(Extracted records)

== Segment start ==

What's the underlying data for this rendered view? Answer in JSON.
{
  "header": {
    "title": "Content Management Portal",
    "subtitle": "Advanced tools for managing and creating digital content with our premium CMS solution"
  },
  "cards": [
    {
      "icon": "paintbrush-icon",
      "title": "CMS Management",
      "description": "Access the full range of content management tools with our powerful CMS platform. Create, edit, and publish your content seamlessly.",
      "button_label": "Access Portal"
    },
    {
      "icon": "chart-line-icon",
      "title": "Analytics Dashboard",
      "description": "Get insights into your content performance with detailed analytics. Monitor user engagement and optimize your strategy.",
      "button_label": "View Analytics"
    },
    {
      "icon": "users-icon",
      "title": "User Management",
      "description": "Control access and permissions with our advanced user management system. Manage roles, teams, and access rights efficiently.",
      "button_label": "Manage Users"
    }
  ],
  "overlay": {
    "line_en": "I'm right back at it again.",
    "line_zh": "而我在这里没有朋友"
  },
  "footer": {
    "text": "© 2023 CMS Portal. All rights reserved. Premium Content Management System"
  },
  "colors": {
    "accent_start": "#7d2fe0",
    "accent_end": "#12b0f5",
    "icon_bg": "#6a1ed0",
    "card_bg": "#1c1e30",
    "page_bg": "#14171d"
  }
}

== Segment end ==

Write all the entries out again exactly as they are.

What's the underlying data for this rendered view? Answer in JSON.
{
  "header": {
    "title": "Content Management Portal",
    "subtitle": "Advanced tools for managing and creating digital content with our premium CMS solution"
  },
  "cards": [
    {
      "icon": "paintbrush-icon",
      "title": "CMS Management",
      "description": "Access the full range of content management tools with our powerful CMS platform. Create, edit, and publish your content seamlessly.",
      "button_label": "Access Portal"
    },
    {
      "icon": "chart-line-icon",
      "title": "Analytics Dashboard",
      "description": "Get insights into your content performance with detailed analytics. Monitor user engagement and optimize your strategy.",
      "button_label": "View Analytics"
    },
    {
      "icon": "users-icon",
      "title": "User Management",
      "description": "Control access and permissions with our advanced user management system. Manage roles, teams, and access rights efficiently.",
      "button_label": "Manage Users"
    }
  ],
  "overlay": {
    "line_en": "I'm right back at it again.",
    "line_zh": "而我在这里没有朋友"
  },
  "footer": {
    "text": "© 2023 CMS Portal. All rights reserved. Premium Content Management System"
  },
  "colors": {
    "accent_start": "#7d2fe0",
    "accent_end": "#12b0f5",
    "icon_bg": "#6a1ed0",
    "card_bg": "#1c1e30",
    "page_bg": "#14171d"
  }
}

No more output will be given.